YA: You touch upon a unique blend of artistic practices with this work---from explorations of the object as commodity, to video work, to interventionist practices, to more conceptual practices of repair, critique and irony. Your handling of visual and verbal language is particularly complex. Can you comment on these choices, most especially on the reasons for the commercial packaging of the project?
DHJ: Because the project is not often read as art, it allows us to engage on a whole other level with the public, who take the time to talk with us and engage us much more seriously because they see us as a commercial enterprise. We use commercial language specifically to explore the perception that commerce offers freedom, and that you can buy emotional happiness.
NT: Recently, Rebecca Zorach from the University of Chicago wrote about "the cunning corporate seduction" of our project. She said that most people are so thoroughly accustomed to being sold something that they willingly accept our handouts, demonstrations and samples without question. We are able to "sneak our point across" as she puts it.
YA: So there is a satiric side to the project?
DHJ: We are serious about allowing individuals the opportunity to talk with us about emotional health and happiness and just as serious about the humor in and spoof of corporate consumption in the project.
YA: You have taken Psychological Prosthetics to galleries and streets all over Europe, the US, and Israel, and it is currently on view in Chicago---why did you travel this project? Why not stay at home?
NT: We began thinking of the project by considering ourselves as field researchers, literally putting us in the role of explorers, travelers. And as emotional tourists, in exposing ourselves by asking others about their own emotional baggage.
DHJ: We are also interested in exploring the boundaries of public and private, self and other -- what better place to do this than outside of home? We began by presenting the project as an export "Straight from the States."
NT: There is a certain irony in that, since we are both from somewhere else: Dee is from the UK, I'm originally from Israel -- so in fact we took the project back to our places of origin, but marketed it as an export from the US.
YA: You traveled to very different countries---I cannot imagine that the political 'baggage' in Basel is as daunting as it was in Israel, or the US...Was the nature of the national political climate reflected in the local encounters, or does this serve as an example of a global attitude---the universal response to a seductive commodity?
DHJ: The range of responses to the project and the degree of openness was so utterly different depending on the place -- Israelis came up to ask us what we were doing, then openly began to debate and disagree, the Swiss were much less willing to stop, the British accused us of calling them crazy (two teenagers) and an old lady suggested she was feeling fine and that we should save our products for those who really need them. While we were in Israel, the withdrawal from the Gaza Strip was just about to take place. Everyone in support of the withdrawal was wearing blue, and those against were wearing orange. These are the two colors of our objects (although we had no idea about this before we arrived), so it gave us a strong starting point from which to begin conversations.

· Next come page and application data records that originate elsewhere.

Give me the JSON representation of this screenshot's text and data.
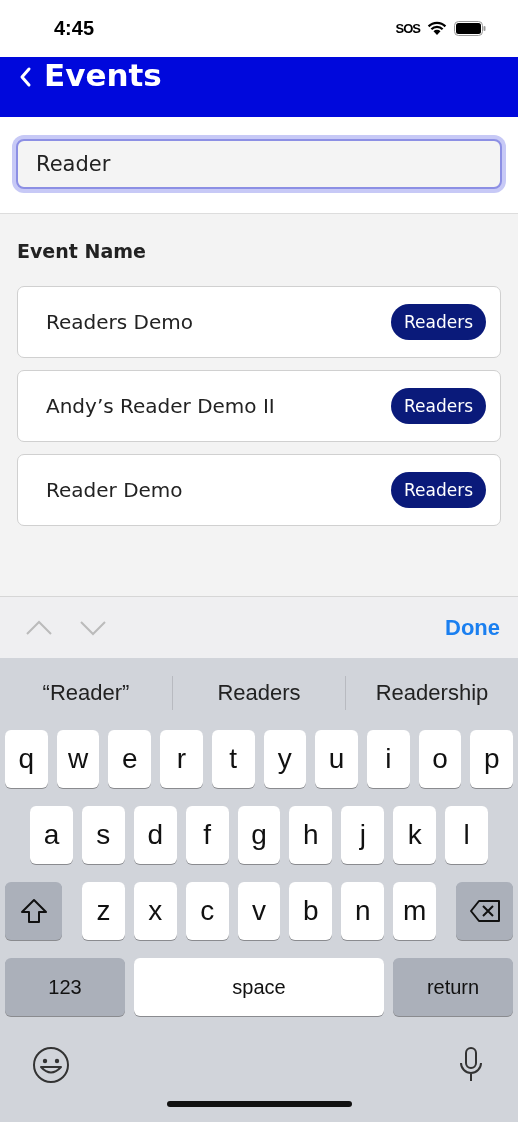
{
  "status_bar": {
    "time": "4:45",
    "sos": "SOS"
  },
  "header": {
    "title": "Events"
  },
  "search": {
    "value": "Reader"
  },
  "section_title": "Event Name",
  "events": [
    {
      "name": "Readers Demo",
      "badge": "Readers"
    },
    {
      "name": "Andy’s Reader Demo II",
      "badge": "Readers"
    },
    {
      "name": "Reader Demo",
      "badge": "Readers"
    }
  ],
  "accessory_bar": {
    "done": "Done"
  },
  "suggestions": [
    "“Reader”",
    "Readers",
    "Readership"
  ],
  "keyboard": {
    "rows": [
      [
        "q",
        "w",
        "e",
        "r",
        "t",
        "y",
        "u",
        "i",
        "o",
        "p"
      ],
      [
        "a",
        "s",
        "d",
        "f",
        "g",
        "h",
        "j",
        "k",
        "l"
      ],
      [
        "z",
        "x",
        "c",
        "v",
        "b",
        "n",
        "m"
      ]
    ],
    "numbers": "123",
    "space": "space",
    "return": "return"
  }
}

I think all emotional baggage is, of course, relative. This is where Nomi and I disagreed about our tag line: "Helping you handle your baggage in difficult times" was my idea, she wanted in "political times" because she believes that all times are difficult.

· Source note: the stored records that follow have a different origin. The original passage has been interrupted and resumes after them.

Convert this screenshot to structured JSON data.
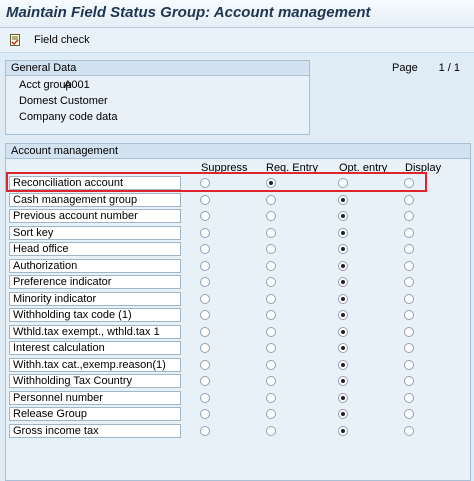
{
  "title": "Maintain Field Status Group: Account management",
  "toolbar": {
    "field_check": "Field check",
    "icon": "document-check-icon"
  },
  "pager": {
    "label": "Page",
    "value": "1 / 1"
  },
  "general_data": {
    "heading": "General Data",
    "acct_group_label": "Acct group",
    "acct_group_value": "A001",
    "description": "Domest  Customer",
    "section": "Company code data"
  },
  "account_management": {
    "heading": "Account management",
    "columns": [
      "Suppress",
      "Req. Entry",
      "Opt. entry",
      "Display"
    ],
    "rows": [
      {
        "label": "Reconciliation account",
        "selected": 1
      },
      {
        "label": "Cash management group",
        "selected": 2
      },
      {
        "label": "Previous account number",
        "selected": 2
      },
      {
        "label": "Sort key",
        "selected": 2
      },
      {
        "label": "Head office",
        "selected": 2
      },
      {
        "label": "Authorization",
        "selected": 2
      },
      {
        "label": "Preference indicator",
        "selected": 2
      },
      {
        "label": "Minority indicator",
        "selected": 2
      },
      {
        "label": "Withholding tax code (1)",
        "selected": 2
      },
      {
        "label": "Wthld.tax exempt., wthld.tax 1",
        "selected": 2
      },
      {
        "label": "Interest calculation",
        "selected": 2
      },
      {
        "label": "Withh.tax cat.,exemp.reason(1)",
        "selected": 2
      },
      {
        "label": "Withholding Tax Country",
        "selected": 2
      },
      {
        "label": "Personnel number",
        "selected": 2
      },
      {
        "label": "Release Group",
        "selected": 2
      },
      {
        "label": "Gross income tax",
        "selected": 2
      }
    ]
  },
  "colors": {
    "highlight": "#e0242b",
    "background": "#dfebf5"
  }
}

Yaelle Amir is a freelance writer and curator who divides her time between San Francisco and New York.